Remember the name Chaya Hoffman, as one day she hopes to be known in the world of fashion design with the likes of Versace, Dior and Chanel. Hoffman studied at Bruriah High School and Michlalah, and recently graduated from the Fashion Institute of Technology. After graduating with an associate degree from FIT she reapplied for the two-year bachelor’s program and chose to major in fashion design of “special occasion” dresses. From the pool of 200 applicants she was one of 20 who were selected.
In her field, designers must learn the ins and outs of creating fashion, from the selection of fabric and the intricacies of sewing the proper linings, to undergarments and the techniques necessary to construct the perfect look and design. Her initial year of the program involved creating drawings and sketches and applying the teachings of her professors to the completion of one-of-a-kind garments. The classes at FIT taught Hoffman about creating coats, couture wear, intimate apparel, knitwear, sportswear and activewear. Her very first special occasion project was to design a wedding gown.
As a young child Hoffman grew up drawing on anything she could get her hands on. She drew on the walls, on books and on tables, and when it got to be too much for her parents to bear they would take away her markers as a punishment. She also loved dressing up in her mother’s hats, heels and shoes. The more sparkle and feathers, the more Hoffman was attracted to the material.

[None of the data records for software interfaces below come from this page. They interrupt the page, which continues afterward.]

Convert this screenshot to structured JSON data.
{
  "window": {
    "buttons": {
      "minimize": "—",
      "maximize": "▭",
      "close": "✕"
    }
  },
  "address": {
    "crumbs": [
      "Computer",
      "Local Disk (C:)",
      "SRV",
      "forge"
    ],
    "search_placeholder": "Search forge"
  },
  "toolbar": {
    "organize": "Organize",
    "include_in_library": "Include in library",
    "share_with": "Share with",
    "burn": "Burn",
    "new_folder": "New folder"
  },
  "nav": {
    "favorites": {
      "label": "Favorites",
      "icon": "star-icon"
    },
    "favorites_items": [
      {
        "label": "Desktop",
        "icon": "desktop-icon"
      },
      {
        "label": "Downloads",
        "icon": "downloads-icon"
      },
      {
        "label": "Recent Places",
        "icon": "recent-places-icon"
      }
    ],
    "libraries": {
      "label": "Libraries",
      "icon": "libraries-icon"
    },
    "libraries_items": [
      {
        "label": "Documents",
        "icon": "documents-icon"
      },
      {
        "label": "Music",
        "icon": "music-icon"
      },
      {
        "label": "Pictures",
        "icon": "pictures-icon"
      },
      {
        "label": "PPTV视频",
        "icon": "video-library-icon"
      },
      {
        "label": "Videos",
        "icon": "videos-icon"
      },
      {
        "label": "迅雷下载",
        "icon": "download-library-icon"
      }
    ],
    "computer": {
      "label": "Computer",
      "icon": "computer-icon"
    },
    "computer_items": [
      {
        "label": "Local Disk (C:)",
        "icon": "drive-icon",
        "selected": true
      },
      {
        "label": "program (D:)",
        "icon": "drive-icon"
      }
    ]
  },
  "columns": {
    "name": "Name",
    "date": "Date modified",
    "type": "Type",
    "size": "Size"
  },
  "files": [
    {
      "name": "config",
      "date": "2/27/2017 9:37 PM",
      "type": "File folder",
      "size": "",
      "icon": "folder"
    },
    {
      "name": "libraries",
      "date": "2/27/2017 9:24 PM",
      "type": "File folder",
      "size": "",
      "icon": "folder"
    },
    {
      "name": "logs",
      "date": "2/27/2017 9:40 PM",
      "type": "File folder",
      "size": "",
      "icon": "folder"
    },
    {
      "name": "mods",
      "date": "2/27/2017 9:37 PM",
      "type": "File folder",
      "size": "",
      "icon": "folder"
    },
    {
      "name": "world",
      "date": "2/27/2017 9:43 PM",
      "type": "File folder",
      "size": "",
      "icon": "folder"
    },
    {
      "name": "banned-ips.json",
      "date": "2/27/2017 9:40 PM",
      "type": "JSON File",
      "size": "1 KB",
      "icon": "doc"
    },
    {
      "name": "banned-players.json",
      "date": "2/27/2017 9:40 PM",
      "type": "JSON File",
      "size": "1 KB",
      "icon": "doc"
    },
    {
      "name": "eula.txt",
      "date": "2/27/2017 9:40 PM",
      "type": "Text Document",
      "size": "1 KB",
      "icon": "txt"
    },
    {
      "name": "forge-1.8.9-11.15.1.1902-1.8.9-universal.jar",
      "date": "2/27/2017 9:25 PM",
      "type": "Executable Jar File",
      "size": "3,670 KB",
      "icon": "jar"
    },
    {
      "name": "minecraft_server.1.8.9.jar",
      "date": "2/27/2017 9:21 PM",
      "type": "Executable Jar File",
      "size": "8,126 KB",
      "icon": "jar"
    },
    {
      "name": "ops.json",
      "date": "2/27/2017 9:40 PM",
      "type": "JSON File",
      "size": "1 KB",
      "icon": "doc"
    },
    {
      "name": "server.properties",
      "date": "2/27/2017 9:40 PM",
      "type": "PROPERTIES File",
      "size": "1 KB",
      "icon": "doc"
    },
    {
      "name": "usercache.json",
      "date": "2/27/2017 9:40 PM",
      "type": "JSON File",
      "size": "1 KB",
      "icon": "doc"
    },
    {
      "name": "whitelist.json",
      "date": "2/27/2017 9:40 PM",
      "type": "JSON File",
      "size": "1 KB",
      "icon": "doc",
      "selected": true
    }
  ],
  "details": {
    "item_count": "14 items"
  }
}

Upon completing her studies at Michlalah, the choice of where to continue her education was a daunting one. Although many assumed she would go to Stern College, she, after consulting with her parents and a rav, decided to go to FIT. She feels strongly, however, that unless someone is well grounded in their Yiddishkeit the challenge of a secular college might be too much for them.
Ever a kiddush Hashem, she became a walking encyclopedia for many of her fellow classmates for anything and everything about Judaism. Many would question her longer skirts and longer sleeves, especially in the summer. She agreed that certainly it would be cooler to dress differently, but she believed strongly in the Torah and her commitment to Yiddishkeit.
She has heard questions throughout her years of schooling at FIT with regard to shatnes in various fabrics and tzniut in what she was creating, and she always checked with Rav Yaakov Neuburger, who encouraged her since he felt strongly that Hashem had bestowed upon her a special talent.
Hoffman was known in school as the girl who would wear sparkly tights, perhaps leopard print, with something hot pink to accessorize. She admits that as she gets older her own taste and style have become more refined and dainty.
For her FIT senior thesis, which was in her final semester, Chaya was asked to write a paper on what inspired her to create her 15 designs. From those designs, well-known fashion designer Bibhu Mohapatra and faculty members were asked to select three creations from the students’ entries. On selection day, one of Hoffman’s gowns was chosen for the exhibition.
When the big day arrived, 170 garments were on display for the public to see. Another day was set aside for members of the fashion industry and faculty to choose the designs that would go into the school fashion show. Present at the show were Zac Posen, Dennis Basso and many other well-known designers. The public was asked to vote online prior to the fashion show for the winner of the best creation in the show. The 77 creations were chosen from voters pooled from the fashion world, alumni of FIT, friends and family. Hoffman definitely had a disadvantage as she is not a proponent of social media, yet her creation, of embroidered netting of silk organza, was chosen as the People’s Choice winner.
Ken Downing, a judge of the show, called the Future of Fashion, and senior vice president and fashion director at Neiman Marcus, immediately posted Hoffman’s creation on his Instagram account. Hoffman’s gown has been on display at Neiman Marcus in the Garden State Plaza for the past few weeks.
Hoffman envisions for her future red carpet designs to high-end couture. It is a difficult market to enter, but she’s started strong!
By Nina Glick